In 2012, the celebrated artist Eldzier Cortor made an extraordinary gift to the Art Institute: a painting, 30 prints, and several printing matrices. Presenting selected works from the gift—many on display for the first time—this exhibition celebrates this outstanding addition to the collection.
A Chicago native, Eldzier Cortor entered the School of the Art Institute of Chicago in 1936 and came under the influence of instructor Kathleen Blackshear, who led students to explore the regional arts of Africa and other non-Western cultures at the Field Museum and Oriental Institute in Chicago. At the same time, Cortor, like his peers in the Harlem Renaissance, was inspired by philosopher Alain Locke’s call for African American artists to reclaim their ancestral heritage as a means of strengthening and enriching their expression.
These two influences can be seen at play throughout his career, even from its earliest moments. Working with the Federal Arts Program from 1938 to 1943, Cortor focused on African American social life on Chicago’s South Side. Later, living and painting among the Gullah people (formerly enslaved Africans) on the Sea Islands off South Carolina, he became fascinated by their deep cultural connection to their African roots. His experiences with the Gullah fostered his decision to depict Woman as the archetypal image of all people. Eventually, this focus evolved to combine Woman and Dance, as shown in so many of the prints in this exhibition.
Although Cortor primarily worked with intaglio printmaking processes, he produced several woodblock prints in the mid-1950s with Japanese printmaker Jun’ichiro Sekino, a leading member of the Sosaku Hanga, or Creative Prints, movement. Five works from this period are on display, demonstrating the highly original hybrid of Western and Japanese techniques that resulted from Cortor and Sekino’s close collaboration.
Also on view are some of Cortor’s experimental prints made in Manhattan at Robert Blackburn’s Printmaking Workshop, where he worked between 1955 and 1998. Some of these bear the title Abattoir, literally “slaughterhouse.” Although the artist was familiar with Chicago’s notorious meatpacking industry, his works allude to the harsh environment he found in Haiti after several friends were killed by François “Papa Doc” Duvalier’s dictatorial regime.
Bringing together examples of Cortor’s work throughout his remarkable career, this focused exhibition celebrates not only the artist’s tireless innovation but also his tremendous generosity in sharing his work with the museum and our visitors. Thus the Art Institute is pleased to announce that Cortor, who turns 99 this January, will be this year’s recipient of the Leadership Advisory Committee’s Legends and Legacy Award, an honor recognizing African American artists who have achieved national acclaim with careers spanning over 50 years.

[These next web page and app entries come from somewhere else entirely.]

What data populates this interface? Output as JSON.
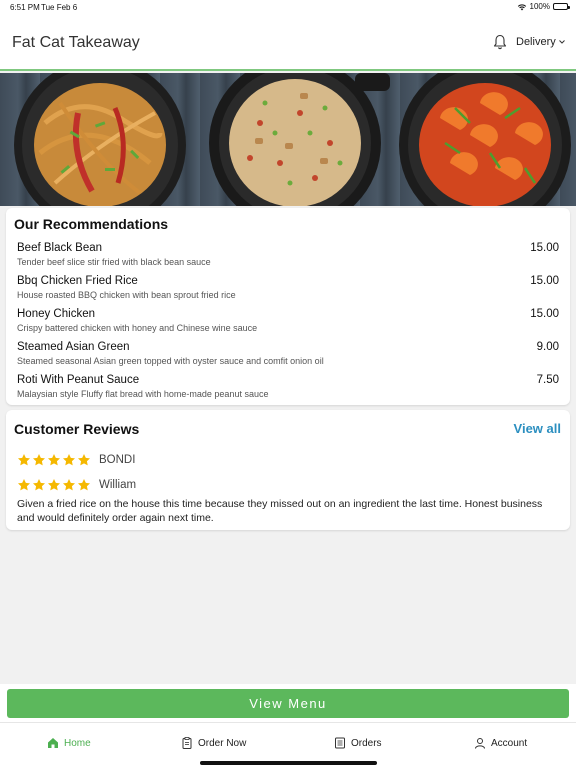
{
  "status_bar": {
    "time": "6:51 PM",
    "date": "Tue Feb 6",
    "battery": "100%"
  },
  "header": {
    "title": "Fat Cat Takeaway",
    "mode_label": "Delivery"
  },
  "recommendations": {
    "title": "Our Recommendations",
    "items": [
      {
        "name": "Beef Black Bean",
        "description": "Tender beef slice stir fried with black bean sauce",
        "price": "15.00"
      },
      {
        "name": "Bbq Chicken Fried Rice",
        "description": "House roasted BBQ chicken with bean sprout fried rice",
        "price": "15.00"
      },
      {
        "name": "Honey Chicken",
        "description": "Crispy battered chicken with honey and Chinese wine sauce",
        "price": "15.00"
      },
      {
        "name": "Steamed Asian Green",
        "description": "Steamed seasonal Asian green topped with oyster sauce and comfit onion oil",
        "price": "9.00"
      },
      {
        "name": "Roti With Peanut Sauce",
        "description": "Malaysian style Fluffy flat bread with home-made peanut sauce",
        "price": "7.50"
      }
    ]
  },
  "reviews": {
    "title": "Customer Reviews",
    "view_all_label": "View all",
    "items": [
      {
        "reviewer": "BONDI",
        "rating": 5
      },
      {
        "reviewer": "William",
        "rating": 5,
        "text": "Given a fried rice on the house this time because they missed out on an ingredient the last time. Honest business and would definitely order again next time."
      }
    ]
  },
  "cta": {
    "label": "View Menu"
  },
  "tabbar": {
    "tabs": [
      {
        "label": "Home",
        "icon": "home-icon",
        "active": true
      },
      {
        "label": "Order Now",
        "icon": "clipboard-icon",
        "active": false
      },
      {
        "label": "Orders",
        "icon": "receipt-icon",
        "active": false
      },
      {
        "label": "Account",
        "icon": "person-icon",
        "active": false
      }
    ]
  },
  "colors": {
    "accent_green": "#5cb85c",
    "link_blue": "#2c8fc0",
    "star_gold": "#f5b800"
  }
}
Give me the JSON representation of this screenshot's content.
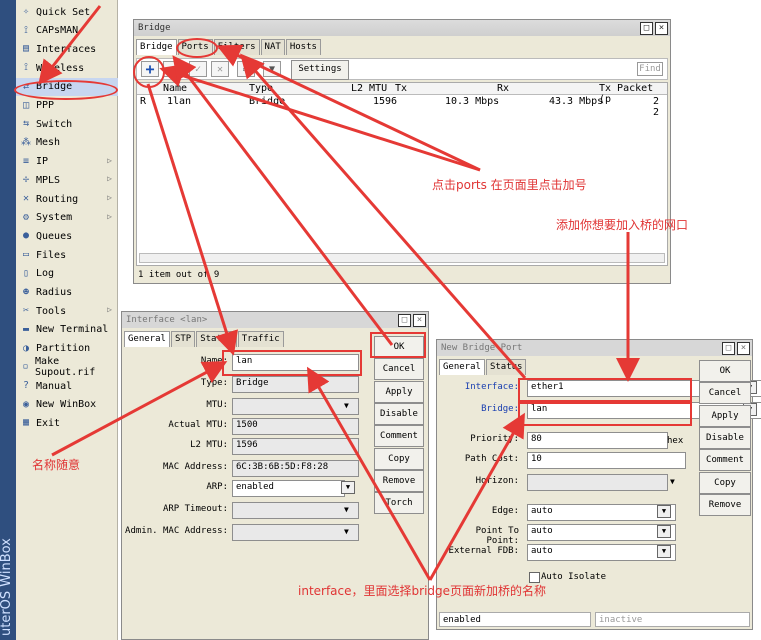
{
  "brand_text": "uterOS WinBox",
  "menu": {
    "items": [
      {
        "label": "Quick Set",
        "icon": "wand-icon"
      },
      {
        "label": "CAPsMAN",
        "icon": "antenna-icon"
      },
      {
        "label": "Interfaces",
        "icon": "interfaces-icon"
      },
      {
        "label": "Wireless",
        "icon": "antenna-icon"
      },
      {
        "label": "Bridge",
        "icon": "bridge-icon"
      },
      {
        "label": "PPP",
        "icon": "ppp-icon"
      },
      {
        "label": "Switch",
        "icon": "switch-icon"
      },
      {
        "label": "Mesh",
        "icon": "mesh-icon"
      },
      {
        "label": "IP",
        "icon": "ip-icon",
        "submenu": true
      },
      {
        "label": "MPLS",
        "icon": "mpls-icon",
        "submenu": true
      },
      {
        "label": "Routing",
        "icon": "routing-icon",
        "submenu": true
      },
      {
        "label": "System",
        "icon": "gear-icon",
        "submenu": true
      },
      {
        "label": "Queues",
        "icon": "queues-icon"
      },
      {
        "label": "Files",
        "icon": "folder-icon"
      },
      {
        "label": "Log",
        "icon": "log-icon"
      },
      {
        "label": "Radius",
        "icon": "radius-icon"
      },
      {
        "label": "Tools",
        "icon": "tools-icon",
        "submenu": true
      },
      {
        "label": "New Terminal",
        "icon": "terminal-icon"
      },
      {
        "label": "Partition",
        "icon": "partition-icon"
      },
      {
        "label": "Make Supout.rif",
        "icon": "document-icon"
      },
      {
        "label": "Manual",
        "icon": "help-icon"
      },
      {
        "label": "New WinBox",
        "icon": "globe-icon"
      },
      {
        "label": "Exit",
        "icon": "exit-icon"
      }
    ]
  },
  "bridge_window": {
    "title": "Bridge",
    "tabs": [
      "Bridge",
      "Ports",
      "Filters",
      "NAT",
      "Hosts"
    ],
    "settings_label": "Settings",
    "find_placeholder": "Find",
    "columns": [
      "Name",
      "Type",
      "L2 MTU",
      "Tx",
      "Rx",
      "Tx Packet (p"
    ],
    "rows": [
      {
        "flag": "R",
        "name": "1lan",
        "type": "Bridge",
        "l2mtu": "1596",
        "tx": "10.3 Mbps",
        "rx": "43.3 Mbps",
        "txp": "2 2"
      }
    ],
    "status": "1 item out of 9"
  },
  "interface_window": {
    "title": "Interface <lan>",
    "tabs": [
      "General",
      "STP",
      "Status",
      "Traffic"
    ],
    "fields": {
      "name_label": "Name:",
      "name_value": "lan",
      "type_label": "Type:",
      "type_value": "Bridge",
      "mtu_label": "MTU:",
      "mtu_value": "",
      "actual_mtu_label": "Actual MTU:",
      "actual_mtu_value": "1500",
      "l2mtu_label": "L2 MTU:",
      "l2mtu_value": "1596",
      "mac_label": "MAC Address:",
      "mac_value": "6C:3B:6B:5D:F8:28",
      "arp_label": "ARP:",
      "arp_value": "enabled",
      "arp_timeout_label": "ARP Timeout:",
      "arp_timeout_value": "",
      "admin_mac_label": "Admin. MAC Address:",
      "admin_mac_value": ""
    },
    "buttons": [
      "OK",
      "Cancel",
      "Apply",
      "Disable",
      "Comment",
      "Copy",
      "Remove",
      "Torch"
    ]
  },
  "port_window": {
    "title": "New Bridge Port",
    "tabs": [
      "General",
      "Status"
    ],
    "fields": {
      "interface_label": "Interface:",
      "interface_value": "ether1",
      "bridge_label": "Bridge:",
      "bridge_value": "lan",
      "priority_label": "Priority:",
      "priority_value": "80",
      "priority_unit": "hex",
      "path_cost_label": "Path Cost:",
      "path_cost_value": "10",
      "horizon_label": "Horizon:",
      "horizon_value": "",
      "edge_label": "Edge:",
      "edge_value": "auto",
      "p2p_label": "Point To Point:",
      "p2p_value": "auto",
      "ext_fdb_label": "External FDB:",
      "ext_fdb_value": "auto",
      "auto_isolate_label": "Auto Isolate"
    },
    "buttons": [
      "OK",
      "Cancel",
      "Apply",
      "Disable",
      "Comment",
      "Copy",
      "Remove"
    ],
    "status_left": "enabled",
    "status_right": "inactive"
  },
  "annotations": {
    "ports_hint": "点击ports 在页面里点击加号",
    "add_hint": "添加你想要加入桥的网口",
    "name_hint": "名称随意",
    "interface_hint": "interface，里面选择bridge页面新加桥的名称"
  },
  "colors": {
    "annotation": "#e03434",
    "menu_bg": "#ece9d8",
    "selected": "#c7d6f0",
    "brand_strip": "#2f4f7f"
  }
}
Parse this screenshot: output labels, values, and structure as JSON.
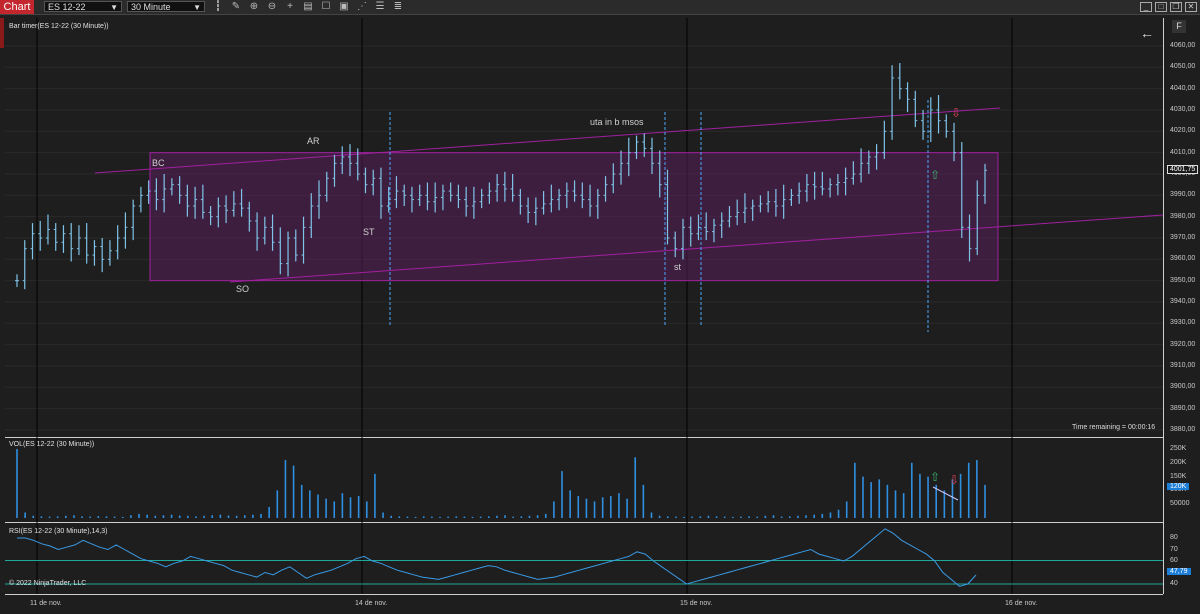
{
  "toolbar": {
    "tab_label": "Chart",
    "instrument": "ES 12-22",
    "interval": "30 Minute"
  },
  "main": {
    "title": "Bar timer(ES 12-22 (30 Minute))",
    "price_ticks": [
      "4060,00",
      "4050,00",
      "4040,00",
      "4030,00",
      "4020,00",
      "4010,00",
      "4000,00",
      "3990,00",
      "3980,00",
      "3970,00",
      "3960,00",
      "3950,00",
      "3940,00",
      "3930,00",
      "3920,00",
      "3910,00",
      "3900,00",
      "3890,00",
      "3880,00"
    ],
    "last_price": "4001,75",
    "time_remaining": "Time remaining = 00:00:16",
    "annotations": {
      "bc": "BC",
      "ar": "AR",
      "so": "SO",
      "st_upper": "ST",
      "uta": "uta in b msos",
      "st_lower": "st"
    },
    "panel_button": "F"
  },
  "volume_panel": {
    "title": "VOL(ES 12-22 (30 Minute))",
    "ticks": [
      "250K",
      "200K",
      "150K",
      "100K",
      "50000"
    ],
    "last_value": "120K"
  },
  "rsi_panel": {
    "title": "RSI(ES 12-22 (30 Minute),14,3)",
    "ticks": [
      "80",
      "70",
      "60",
      "50",
      "40"
    ],
    "last_value": "47,79",
    "copyright": "© 2022 NinjaTrader, LLC"
  },
  "dates": [
    "11 de nov.",
    "14 de nov.",
    "15 de nov.",
    "16 de nov."
  ],
  "colors": {
    "bars": "#7fc3e8",
    "range_box": "#5a1f5a",
    "range_border": "#a020a0",
    "volume": "#2f8fe0",
    "rsi": "#3a9be6",
    "rsi_levels": "#1fa89a",
    "tab_red": "#c4262e",
    "up_arrow": "#3cb371",
    "down_arrow": "#e0405a"
  },
  "icons": [
    "bars-icon",
    "pencil-icon",
    "zoom-in-icon",
    "zoom-out-icon",
    "crosshair-icon",
    "properties-icon",
    "data-box-icon",
    "screenshot-icon",
    "strategy-icon",
    "indicators-icon",
    "back-arrow-icon",
    "up-arrow-icon",
    "down-arrow-icon"
  ],
  "chart_data": {
    "type": "ohlc",
    "series": [
      {
        "name": "ES 12-22 (30 Minute)",
        "close": [
          3950,
          3965,
          3972,
          3970,
          3974,
          3968,
          3972,
          3965,
          3970,
          3962,
          3966,
          3960,
          3964,
          3970,
          3975,
          3985,
          3990,
          3992,
          3988,
          3993,
          3995,
          3990,
          3985,
          3988,
          3982,
          3980,
          3985,
          3983,
          3986,
          3984,
          3978,
          3970,
          3975,
          3968,
          3958,
          3970,
          3962,
          3975,
          3985,
          3990,
          3998,
          4005,
          4008,
          4005,
          4000,
          3995,
          3998,
          3985,
          3988,
          3992,
          3990,
          3988,
          3990,
          3987,
          3989,
          3992,
          3990,
          3988,
          3985,
          3987,
          3990,
          3992,
          3995,
          3993,
          3990,
          3985,
          3982,
          3984,
          3986,
          3988,
          3990,
          3992,
          3990,
          3988,
          3985,
          3990,
          3995,
          4000,
          4005,
          4010,
          4015,
          4012,
          4005,
          3995,
          3970,
          3965,
          3975,
          3972,
          3975,
          3973,
          3976,
          3978,
          3980,
          3982,
          3984,
          3985,
          3986,
          3987,
          3985,
          3988,
          3990,
          3992,
          3995,
          3994,
          3993,
          3995,
          3996,
          3998,
          4000,
          4005,
          4008,
          4010,
          4020,
          4045,
          4040,
          4035,
          4025,
          4020,
          4030,
          4025,
          4020,
          4010,
          3975,
          3965,
          3990,
          4001.75
        ]
      }
    ],
    "ylim": [
      3880,
      4065
    ],
    "volume": [
      250,
      20,
      8,
      6,
      5,
      6,
      8,
      10,
      6,
      5,
      7,
      6,
      5,
      4,
      10,
      15,
      12,
      8,
      10,
      12,
      9,
      8,
      6,
      8,
      10,
      12,
      9,
      8,
      10,
      12,
      15,
      40,
      100,
      210,
      190,
      120,
      100,
      85,
      70,
      60,
      90,
      75,
      80,
      60,
      160,
      20,
      8,
      6,
      5,
      4,
      6,
      5,
      4,
      5,
      6,
      5,
      4,
      5,
      6,
      8,
      10,
      5,
      6,
      8,
      10,
      15,
      60,
      170,
      100,
      80,
      70,
      60,
      75,
      80,
      90,
      70,
      220,
      120,
      20,
      8,
      6,
      5,
      4,
      5,
      6,
      8,
      6,
      5,
      4,
      5,
      6,
      5,
      8,
      10,
      5,
      6,
      8,
      10,
      12,
      15,
      20,
      30,
      60,
      200,
      150,
      130,
      140,
      120,
      100,
      90,
      200,
      160,
      150,
      120,
      100,
      140,
      160,
      200,
      210,
      120
    ],
    "rsi": [
      80,
      80,
      78,
      75,
      73,
      70,
      72,
      74,
      78,
      75,
      72,
      70,
      74,
      70,
      66,
      62,
      60,
      58,
      55,
      58,
      60,
      64,
      62,
      60,
      58,
      56,
      52,
      50,
      48,
      46,
      50,
      48,
      52,
      55,
      50,
      45,
      48,
      50,
      52,
      55,
      58,
      62,
      64,
      60,
      58,
      55,
      52,
      50,
      48,
      46,
      45,
      44,
      46,
      48,
      50,
      52,
      54,
      56,
      55,
      52,
      50,
      48,
      46,
      44,
      45,
      46,
      48,
      50,
      52,
      54,
      56,
      58,
      60,
      62,
      64,
      68,
      66,
      60,
      55,
      50,
      45,
      40,
      42,
      44,
      46,
      48,
      50,
      52,
      54,
      56,
      58,
      60,
      62,
      64,
      66,
      68,
      70,
      66,
      64,
      62,
      60,
      64,
      70,
      76,
      82,
      88,
      84,
      78,
      74,
      70,
      66,
      60,
      50,
      44,
      38,
      40,
      47.79
    ],
    "rsi_levels": [
      70,
      40
    ],
    "range_box": {
      "top": 4010,
      "bottom": 3950
    }
  }
}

16 hours 19 min ago The Art Institute of Chicago "Be a good craftsman; it won't stop you being a genius.”
Advice from Pierre-Auguste Renoir, on his birthday.
See 13 paintings by the great French Impressionist—now on view: http://bit.ly/2lj3AVq
1 day 10 hours ago The Art Institute of Chicago NOW OPEN—Go
Speed is both a product of modern life and an agent of it. At the turn of the 20th century, new technologies of mobility and transmission—trains, cars, airplanes, radio, film, television, to name only a few—increased the pace of life, collapsing distances between people and places and assaulting the senses.
Go, the second exhibition in the Art Institute’s Modern Series, explores how artists responded to different ways of experiencing and seeing the world in the accelerated modern age—through paintings, sculpture, works on paper, photographs, designed objects, textiles, books, and films.
1 day 14 hours ago The Art Institute of Chicago Happy birthday to Winslow Homer. In 1883 the artist moved to a small coastal village in Maine, where he created a series of paintings of the sea unparalleled in American art. The paintings he created after 1882 focused almost exclusively on humankind’s age-old contest with nature.
In The Herring Net, Homer depicted the heroic efforts of fishermen at their daily work. While one fisherman hauls in the netted and glistening herring, the other unloads the catch. Utilizing the teamwork so necessary for survival, both strive to steady the precarious boat as it rides the incoming swells. Homer’s isolation of these two figures underscores the monumentality of their task: the elemental struggle against a sea that both nurtures and deprives.
See five paintings by Winslow Homer in Gallery 171 of American Art—http://bit.ly/2l89rfx